__DIRECTIONS__: The full listing, reproduced exactly, is what the response must contain.

__AVAILABLE DATA__:
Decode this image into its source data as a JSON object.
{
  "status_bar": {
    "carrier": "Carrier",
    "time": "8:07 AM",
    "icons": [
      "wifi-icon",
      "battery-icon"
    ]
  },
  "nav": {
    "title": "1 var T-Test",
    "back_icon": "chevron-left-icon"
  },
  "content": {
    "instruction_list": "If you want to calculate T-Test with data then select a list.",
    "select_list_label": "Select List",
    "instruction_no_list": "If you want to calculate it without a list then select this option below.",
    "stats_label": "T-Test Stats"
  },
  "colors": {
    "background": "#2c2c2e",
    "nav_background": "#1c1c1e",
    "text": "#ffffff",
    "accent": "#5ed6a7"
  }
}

__SOLVED PROBLEM__:
Decode this image into its source data as a JSON object.
{
  "status_bar": {
    "carrier": "Carrier",
    "time": "8:07 AM",
    "icons": [
      "wifi-icon",
      "battery-icon"
    ]
  },
  "nav": {
    "title": "1 var T-Test",
    "back_icon": "chevron-left-icon"
  },
  "content": {
    "instruction_list": "If you want to calculate T-Test with data then select a list.",
    "select_list_label": "Select List",
    "instruction_no_list": "If you want to calculate it without a list then select this option below.",
    "stats_label": "T-Test Stats"
  },
  "colors": {
    "background": "#2c2c2e",
    "nav_background": "#1c1c1e",
    "text": "#ffffff",
    "accent": "#5ed6a7"
  }
}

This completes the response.